What to do:
Report only how many lines in the listing below contain the string "JSON".

Data listing:
:::
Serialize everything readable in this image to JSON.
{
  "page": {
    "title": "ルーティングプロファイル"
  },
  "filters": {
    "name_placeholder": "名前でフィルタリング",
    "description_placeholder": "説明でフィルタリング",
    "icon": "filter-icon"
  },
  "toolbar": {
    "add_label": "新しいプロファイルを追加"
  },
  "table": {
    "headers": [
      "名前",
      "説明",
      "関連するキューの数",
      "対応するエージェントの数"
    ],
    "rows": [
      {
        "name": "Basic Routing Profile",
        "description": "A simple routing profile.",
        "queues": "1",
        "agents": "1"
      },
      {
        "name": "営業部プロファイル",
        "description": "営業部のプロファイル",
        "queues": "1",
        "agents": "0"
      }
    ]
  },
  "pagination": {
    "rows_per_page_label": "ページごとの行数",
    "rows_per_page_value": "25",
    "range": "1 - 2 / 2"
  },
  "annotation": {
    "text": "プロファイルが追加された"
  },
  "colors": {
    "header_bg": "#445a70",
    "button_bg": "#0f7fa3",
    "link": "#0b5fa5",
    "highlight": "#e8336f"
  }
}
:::
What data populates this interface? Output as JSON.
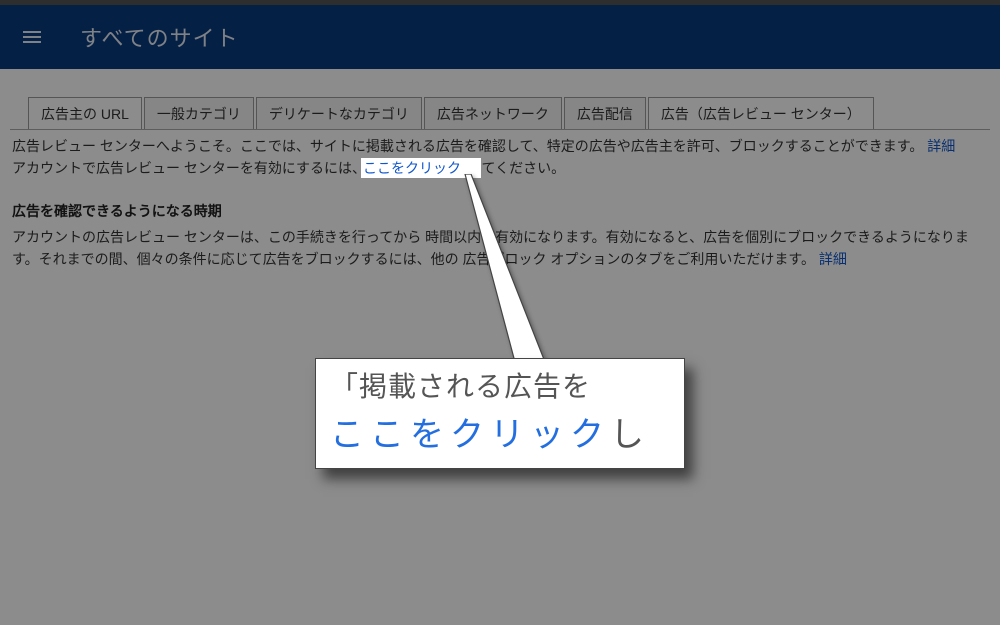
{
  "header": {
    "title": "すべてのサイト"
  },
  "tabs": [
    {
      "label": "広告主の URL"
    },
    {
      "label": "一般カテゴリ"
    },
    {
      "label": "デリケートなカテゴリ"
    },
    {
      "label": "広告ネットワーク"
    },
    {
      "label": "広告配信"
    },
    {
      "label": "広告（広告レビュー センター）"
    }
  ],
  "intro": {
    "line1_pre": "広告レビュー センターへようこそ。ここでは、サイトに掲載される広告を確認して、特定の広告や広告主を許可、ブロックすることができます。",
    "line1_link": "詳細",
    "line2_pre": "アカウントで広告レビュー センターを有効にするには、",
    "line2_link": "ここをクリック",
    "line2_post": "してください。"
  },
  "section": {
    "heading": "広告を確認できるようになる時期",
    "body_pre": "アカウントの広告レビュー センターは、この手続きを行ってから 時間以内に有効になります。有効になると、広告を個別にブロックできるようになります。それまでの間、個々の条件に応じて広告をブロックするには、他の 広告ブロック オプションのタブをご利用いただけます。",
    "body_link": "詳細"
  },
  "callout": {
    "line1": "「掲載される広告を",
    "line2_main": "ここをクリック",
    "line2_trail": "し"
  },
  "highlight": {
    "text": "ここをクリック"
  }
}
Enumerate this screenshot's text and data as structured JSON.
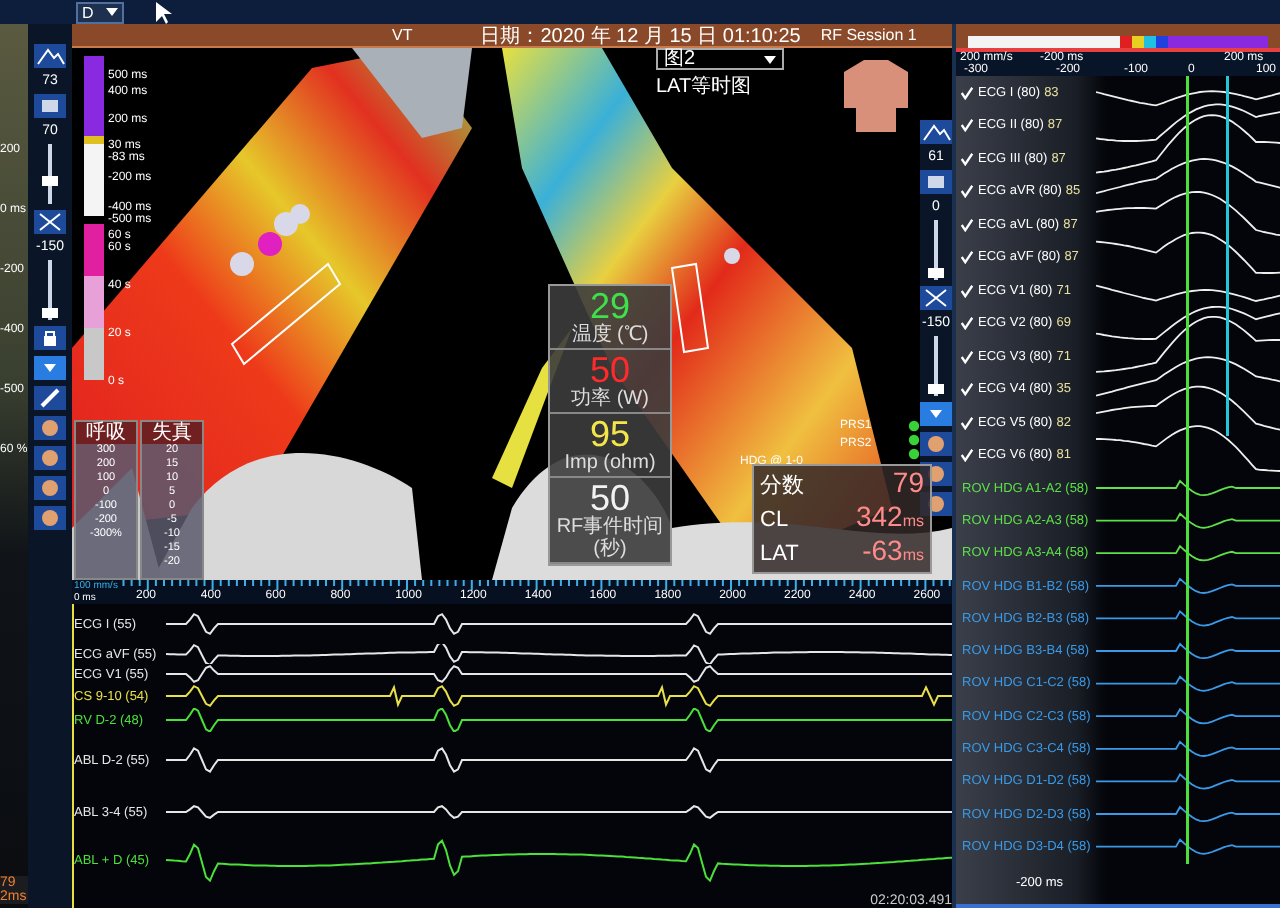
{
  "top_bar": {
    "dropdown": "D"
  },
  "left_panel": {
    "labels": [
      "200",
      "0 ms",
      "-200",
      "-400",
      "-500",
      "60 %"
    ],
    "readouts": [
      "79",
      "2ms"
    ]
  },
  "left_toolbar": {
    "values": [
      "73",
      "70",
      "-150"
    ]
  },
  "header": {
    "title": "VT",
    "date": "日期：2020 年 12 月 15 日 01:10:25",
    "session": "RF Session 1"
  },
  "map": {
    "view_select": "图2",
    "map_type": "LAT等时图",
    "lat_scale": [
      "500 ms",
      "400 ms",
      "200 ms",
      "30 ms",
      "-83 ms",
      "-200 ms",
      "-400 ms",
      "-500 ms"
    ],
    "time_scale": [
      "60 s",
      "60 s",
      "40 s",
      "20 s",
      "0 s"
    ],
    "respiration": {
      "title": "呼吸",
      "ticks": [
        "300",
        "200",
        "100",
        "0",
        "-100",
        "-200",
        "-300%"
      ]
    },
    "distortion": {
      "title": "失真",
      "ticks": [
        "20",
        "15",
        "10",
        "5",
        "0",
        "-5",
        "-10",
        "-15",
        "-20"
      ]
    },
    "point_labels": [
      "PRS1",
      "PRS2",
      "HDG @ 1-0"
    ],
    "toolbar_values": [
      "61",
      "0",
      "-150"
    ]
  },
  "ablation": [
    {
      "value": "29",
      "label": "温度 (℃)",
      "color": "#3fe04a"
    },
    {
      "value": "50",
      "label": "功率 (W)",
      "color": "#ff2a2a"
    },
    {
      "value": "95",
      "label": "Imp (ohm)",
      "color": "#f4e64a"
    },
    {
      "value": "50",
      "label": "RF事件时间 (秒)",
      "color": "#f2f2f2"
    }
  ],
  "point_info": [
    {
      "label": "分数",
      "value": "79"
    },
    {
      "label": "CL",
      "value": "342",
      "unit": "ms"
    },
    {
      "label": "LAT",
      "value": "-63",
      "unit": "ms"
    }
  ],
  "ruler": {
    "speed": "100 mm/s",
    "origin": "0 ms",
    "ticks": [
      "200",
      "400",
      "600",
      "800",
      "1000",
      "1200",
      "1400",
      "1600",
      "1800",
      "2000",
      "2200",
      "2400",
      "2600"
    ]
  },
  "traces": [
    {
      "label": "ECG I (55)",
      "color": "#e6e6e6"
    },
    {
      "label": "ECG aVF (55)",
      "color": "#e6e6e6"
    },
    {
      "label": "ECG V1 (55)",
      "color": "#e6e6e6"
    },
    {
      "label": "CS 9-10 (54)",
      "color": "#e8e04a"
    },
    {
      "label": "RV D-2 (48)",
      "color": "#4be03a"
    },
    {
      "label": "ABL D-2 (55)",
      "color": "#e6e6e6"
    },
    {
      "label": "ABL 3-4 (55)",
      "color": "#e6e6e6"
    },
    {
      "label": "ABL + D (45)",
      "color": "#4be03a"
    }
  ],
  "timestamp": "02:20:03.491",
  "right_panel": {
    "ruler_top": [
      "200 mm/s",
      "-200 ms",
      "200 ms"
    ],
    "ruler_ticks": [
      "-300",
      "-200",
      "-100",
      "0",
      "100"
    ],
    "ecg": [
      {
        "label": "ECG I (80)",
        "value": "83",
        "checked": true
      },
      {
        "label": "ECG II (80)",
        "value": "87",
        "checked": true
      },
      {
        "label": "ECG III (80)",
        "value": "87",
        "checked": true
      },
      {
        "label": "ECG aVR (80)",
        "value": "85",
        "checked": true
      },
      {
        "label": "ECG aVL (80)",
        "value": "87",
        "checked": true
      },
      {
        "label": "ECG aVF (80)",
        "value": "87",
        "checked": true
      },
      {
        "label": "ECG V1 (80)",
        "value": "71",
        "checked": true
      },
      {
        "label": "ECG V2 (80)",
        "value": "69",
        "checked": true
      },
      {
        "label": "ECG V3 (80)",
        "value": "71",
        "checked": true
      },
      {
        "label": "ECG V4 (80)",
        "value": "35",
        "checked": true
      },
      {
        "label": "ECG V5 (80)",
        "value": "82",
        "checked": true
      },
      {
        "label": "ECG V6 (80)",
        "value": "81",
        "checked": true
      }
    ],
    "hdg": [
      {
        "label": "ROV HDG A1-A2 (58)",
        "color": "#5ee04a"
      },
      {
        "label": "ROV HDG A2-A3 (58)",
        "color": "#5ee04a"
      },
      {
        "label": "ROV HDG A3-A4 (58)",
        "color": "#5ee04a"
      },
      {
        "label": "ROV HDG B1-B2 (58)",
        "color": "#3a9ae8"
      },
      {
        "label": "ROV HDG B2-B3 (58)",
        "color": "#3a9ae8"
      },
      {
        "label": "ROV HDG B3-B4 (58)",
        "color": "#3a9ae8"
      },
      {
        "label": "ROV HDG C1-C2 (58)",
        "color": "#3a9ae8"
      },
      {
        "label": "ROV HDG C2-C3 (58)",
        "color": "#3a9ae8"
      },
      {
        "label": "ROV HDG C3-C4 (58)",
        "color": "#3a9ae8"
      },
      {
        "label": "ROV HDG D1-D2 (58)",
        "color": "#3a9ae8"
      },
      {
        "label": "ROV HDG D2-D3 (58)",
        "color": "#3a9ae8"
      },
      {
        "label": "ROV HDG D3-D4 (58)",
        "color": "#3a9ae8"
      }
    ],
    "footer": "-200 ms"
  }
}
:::
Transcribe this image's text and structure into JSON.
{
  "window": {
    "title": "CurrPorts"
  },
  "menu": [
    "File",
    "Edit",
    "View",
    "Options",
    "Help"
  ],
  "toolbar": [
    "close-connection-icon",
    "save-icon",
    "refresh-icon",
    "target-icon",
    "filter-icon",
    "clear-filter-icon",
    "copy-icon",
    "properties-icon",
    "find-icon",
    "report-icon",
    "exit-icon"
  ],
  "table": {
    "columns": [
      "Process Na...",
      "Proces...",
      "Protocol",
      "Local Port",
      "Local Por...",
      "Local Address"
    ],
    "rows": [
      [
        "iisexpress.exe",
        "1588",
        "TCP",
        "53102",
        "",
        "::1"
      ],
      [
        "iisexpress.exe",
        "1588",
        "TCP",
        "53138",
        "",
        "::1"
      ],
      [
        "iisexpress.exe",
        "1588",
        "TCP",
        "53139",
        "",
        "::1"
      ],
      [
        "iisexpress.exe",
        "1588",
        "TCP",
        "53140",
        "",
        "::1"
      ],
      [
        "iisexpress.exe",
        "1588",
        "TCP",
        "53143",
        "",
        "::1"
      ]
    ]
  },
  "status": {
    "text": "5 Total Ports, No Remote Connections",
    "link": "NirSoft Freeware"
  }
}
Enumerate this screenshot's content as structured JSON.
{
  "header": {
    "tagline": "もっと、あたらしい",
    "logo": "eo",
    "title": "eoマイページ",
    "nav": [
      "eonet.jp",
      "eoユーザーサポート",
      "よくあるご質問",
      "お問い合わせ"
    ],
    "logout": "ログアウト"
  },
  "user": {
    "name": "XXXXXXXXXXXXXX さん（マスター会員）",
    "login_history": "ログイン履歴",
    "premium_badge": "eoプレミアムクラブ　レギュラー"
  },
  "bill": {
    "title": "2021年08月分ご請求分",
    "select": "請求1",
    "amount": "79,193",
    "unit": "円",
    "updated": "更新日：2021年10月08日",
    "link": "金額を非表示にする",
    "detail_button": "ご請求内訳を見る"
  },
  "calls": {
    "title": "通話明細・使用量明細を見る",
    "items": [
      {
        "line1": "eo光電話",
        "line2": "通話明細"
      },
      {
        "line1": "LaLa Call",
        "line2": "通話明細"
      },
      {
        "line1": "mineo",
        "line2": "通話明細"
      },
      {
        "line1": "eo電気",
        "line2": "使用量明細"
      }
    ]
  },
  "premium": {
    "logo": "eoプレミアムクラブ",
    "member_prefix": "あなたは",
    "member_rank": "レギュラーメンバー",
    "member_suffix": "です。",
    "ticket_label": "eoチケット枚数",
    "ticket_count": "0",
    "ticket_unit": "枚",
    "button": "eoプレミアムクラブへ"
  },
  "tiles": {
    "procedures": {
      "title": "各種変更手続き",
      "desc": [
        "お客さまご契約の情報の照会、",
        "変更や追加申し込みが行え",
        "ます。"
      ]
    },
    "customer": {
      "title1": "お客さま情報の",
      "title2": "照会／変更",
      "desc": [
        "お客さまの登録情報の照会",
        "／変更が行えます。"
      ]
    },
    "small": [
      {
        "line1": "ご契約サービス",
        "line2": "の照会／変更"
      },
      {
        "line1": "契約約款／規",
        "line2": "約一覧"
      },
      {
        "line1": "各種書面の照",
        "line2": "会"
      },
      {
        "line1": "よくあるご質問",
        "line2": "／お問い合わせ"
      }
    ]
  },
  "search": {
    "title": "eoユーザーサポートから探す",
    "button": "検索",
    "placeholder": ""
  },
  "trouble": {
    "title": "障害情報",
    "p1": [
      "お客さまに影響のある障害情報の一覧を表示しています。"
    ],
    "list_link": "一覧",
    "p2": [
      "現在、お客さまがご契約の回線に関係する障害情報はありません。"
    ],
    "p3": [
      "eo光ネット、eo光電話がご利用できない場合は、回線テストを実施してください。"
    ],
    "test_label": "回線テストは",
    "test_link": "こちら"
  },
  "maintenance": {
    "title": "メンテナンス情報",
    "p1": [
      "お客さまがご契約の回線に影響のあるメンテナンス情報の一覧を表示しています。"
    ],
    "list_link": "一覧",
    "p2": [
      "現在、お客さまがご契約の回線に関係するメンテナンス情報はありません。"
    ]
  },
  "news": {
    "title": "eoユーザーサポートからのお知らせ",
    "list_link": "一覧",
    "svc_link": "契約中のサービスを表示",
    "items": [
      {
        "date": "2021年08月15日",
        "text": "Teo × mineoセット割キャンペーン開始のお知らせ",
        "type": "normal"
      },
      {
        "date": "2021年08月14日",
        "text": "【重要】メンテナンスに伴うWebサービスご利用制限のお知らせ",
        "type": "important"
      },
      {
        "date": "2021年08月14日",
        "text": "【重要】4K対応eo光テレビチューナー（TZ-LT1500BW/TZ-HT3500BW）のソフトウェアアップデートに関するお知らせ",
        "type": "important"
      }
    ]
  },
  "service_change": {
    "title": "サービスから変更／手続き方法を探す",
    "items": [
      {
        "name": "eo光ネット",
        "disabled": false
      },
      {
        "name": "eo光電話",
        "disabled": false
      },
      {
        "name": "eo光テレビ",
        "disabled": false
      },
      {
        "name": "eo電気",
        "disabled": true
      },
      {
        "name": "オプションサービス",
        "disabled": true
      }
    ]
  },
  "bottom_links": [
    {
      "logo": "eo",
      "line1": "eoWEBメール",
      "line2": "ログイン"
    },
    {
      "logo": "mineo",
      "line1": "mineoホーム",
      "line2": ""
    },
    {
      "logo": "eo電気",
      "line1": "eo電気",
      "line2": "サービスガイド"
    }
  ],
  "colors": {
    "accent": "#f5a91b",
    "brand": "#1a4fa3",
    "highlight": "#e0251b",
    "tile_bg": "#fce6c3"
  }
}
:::
Result:
5